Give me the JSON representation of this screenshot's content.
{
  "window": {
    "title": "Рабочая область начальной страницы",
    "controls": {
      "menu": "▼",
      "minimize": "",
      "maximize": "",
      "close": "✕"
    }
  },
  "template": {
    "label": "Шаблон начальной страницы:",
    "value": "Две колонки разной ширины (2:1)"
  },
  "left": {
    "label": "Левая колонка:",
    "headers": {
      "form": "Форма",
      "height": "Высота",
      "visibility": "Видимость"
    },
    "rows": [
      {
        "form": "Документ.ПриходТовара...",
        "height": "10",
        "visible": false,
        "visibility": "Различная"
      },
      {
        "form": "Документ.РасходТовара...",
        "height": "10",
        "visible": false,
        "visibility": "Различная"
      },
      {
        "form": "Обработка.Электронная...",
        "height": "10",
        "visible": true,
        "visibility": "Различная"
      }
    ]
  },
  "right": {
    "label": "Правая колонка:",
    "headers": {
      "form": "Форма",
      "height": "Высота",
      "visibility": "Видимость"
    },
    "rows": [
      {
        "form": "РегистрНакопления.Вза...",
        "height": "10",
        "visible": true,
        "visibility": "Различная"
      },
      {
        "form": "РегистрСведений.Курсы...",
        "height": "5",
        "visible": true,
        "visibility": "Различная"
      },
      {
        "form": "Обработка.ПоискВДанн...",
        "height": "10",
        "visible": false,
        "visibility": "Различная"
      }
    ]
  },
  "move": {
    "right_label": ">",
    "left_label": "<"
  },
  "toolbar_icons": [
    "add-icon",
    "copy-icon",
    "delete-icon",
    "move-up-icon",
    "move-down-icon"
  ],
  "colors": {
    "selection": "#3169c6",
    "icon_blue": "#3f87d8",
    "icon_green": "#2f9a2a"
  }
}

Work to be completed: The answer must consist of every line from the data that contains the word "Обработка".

Reply to the task:
        "form": "Обработка.Электронная...",
        "form": "Обработка.ПоискВДанн...",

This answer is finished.